#### Exercise material

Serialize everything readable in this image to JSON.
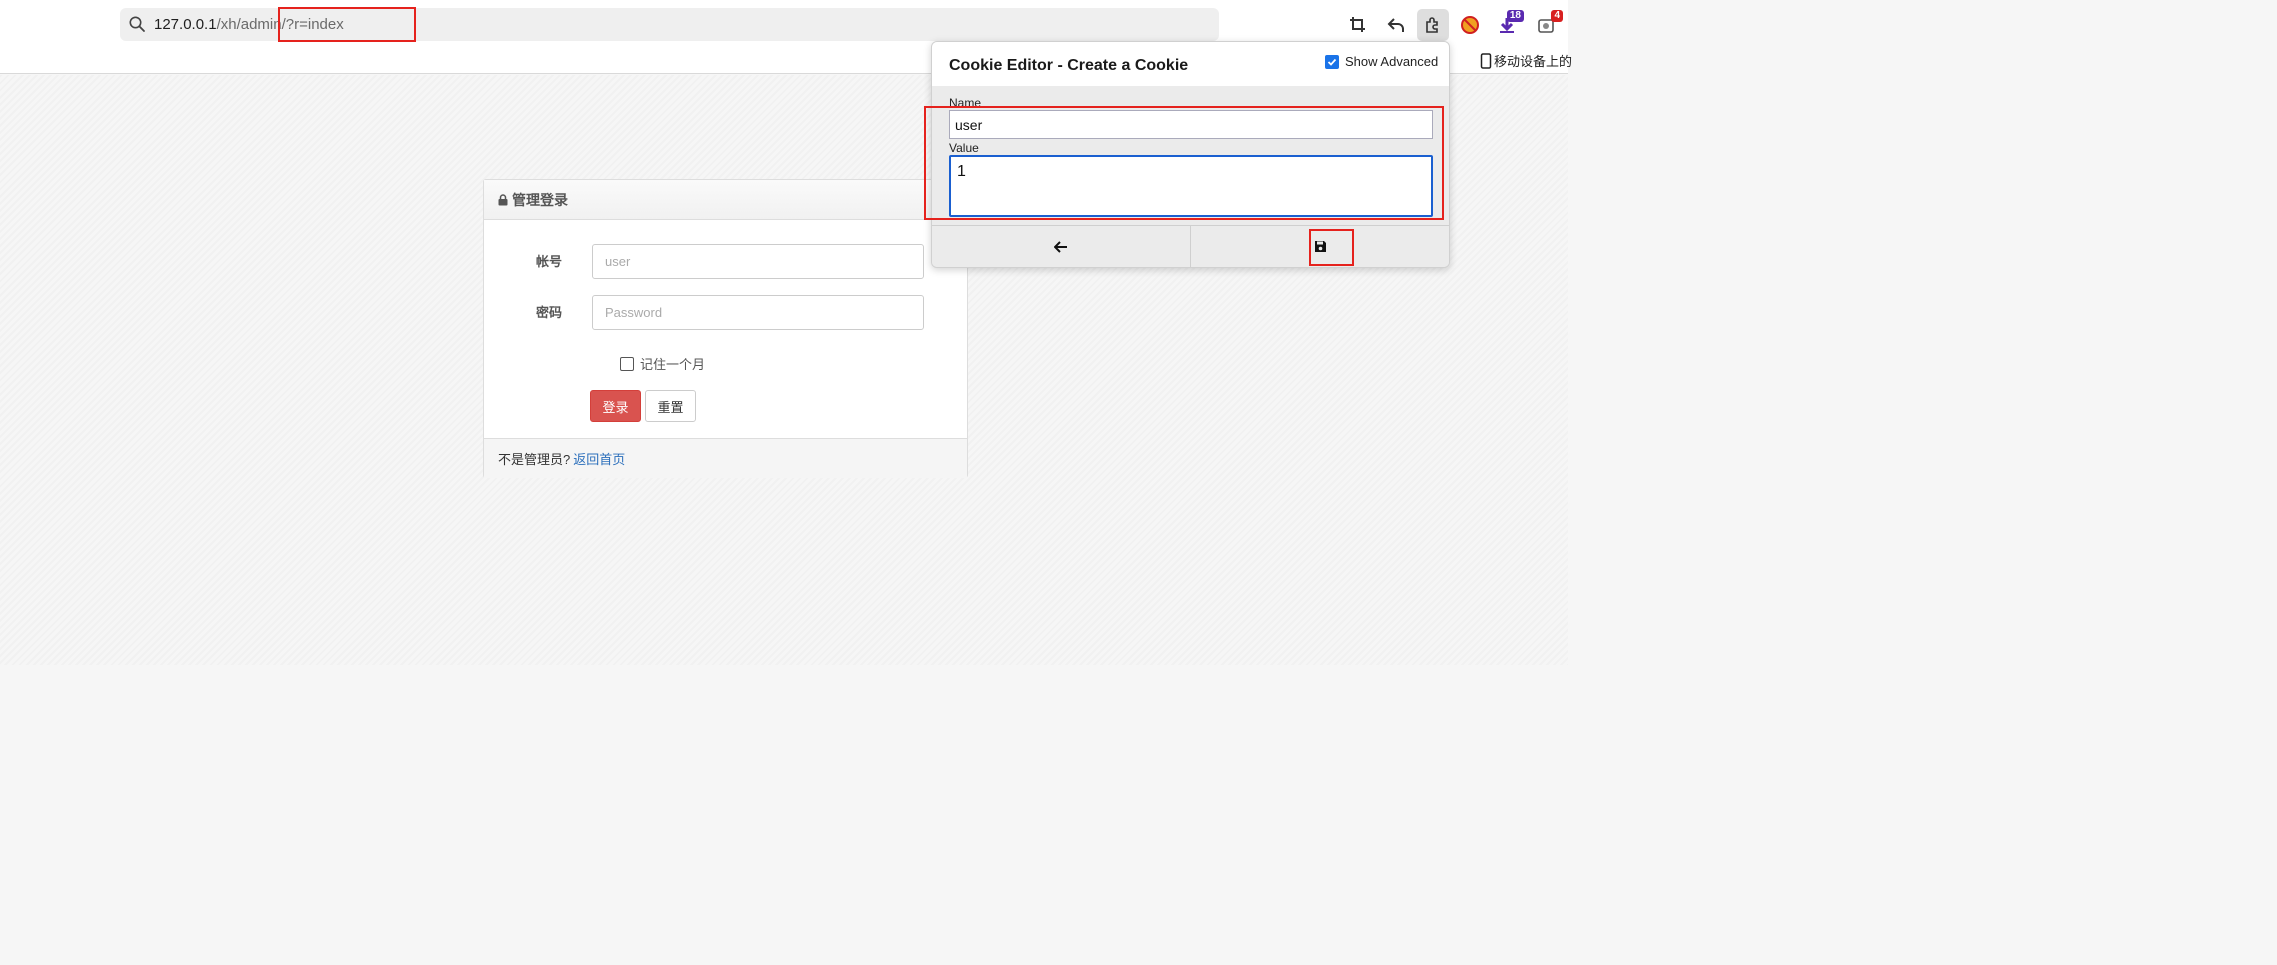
{
  "browser": {
    "url_host": "127.0.0.1",
    "url_path": "/xh/admin/?r=index",
    "toolbar_icons": [
      "crop-icon",
      "undo-icon",
      "extensions-icon",
      "blocker-icon",
      "download-icon",
      "badge-extension-icon"
    ],
    "download_badge": "18",
    "ext_badge": "4",
    "mobile_link": "移动设备上的"
  },
  "login": {
    "title": "管理登录",
    "username_label": "帐号",
    "username_placeholder": "user",
    "password_label": "密码",
    "password_placeholder": "Password",
    "remember_label": "记住一个月",
    "login_button": "登录",
    "reset_button": "重置",
    "footer_text": "不是管理员?",
    "footer_link": "返回首页"
  },
  "cookie_editor": {
    "title": "Cookie Editor - Create a Cookie",
    "show_advanced_label": "Show Advanced",
    "show_advanced_checked": true,
    "name_label": "Name",
    "name_value": "user",
    "value_label": "Value",
    "value_value": "1",
    "buttons": [
      "back-arrow-icon",
      "save-icon"
    ]
  },
  "colors": {
    "annotation_red": "#e5221d",
    "login_red": "#d9534f",
    "link_blue": "#2a6ebb",
    "focus_blue": "#1a5fd0"
  }
}
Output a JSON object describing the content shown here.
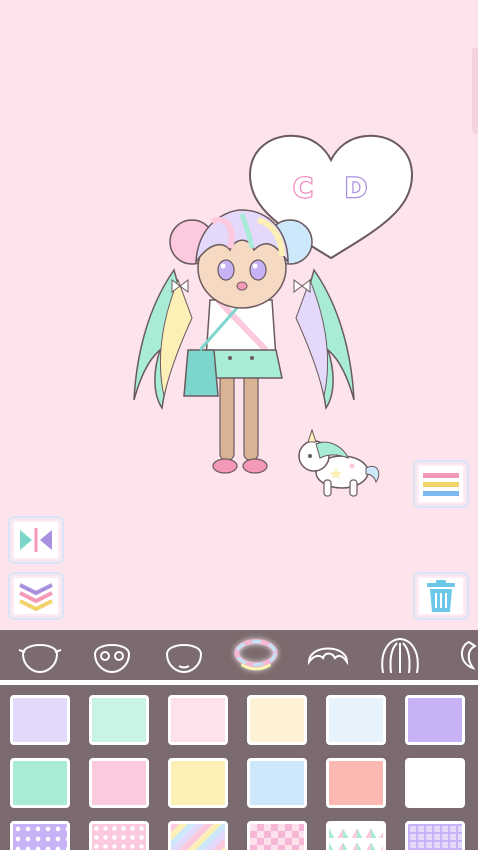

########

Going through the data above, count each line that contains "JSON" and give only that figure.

• [Solution to the exercise] 2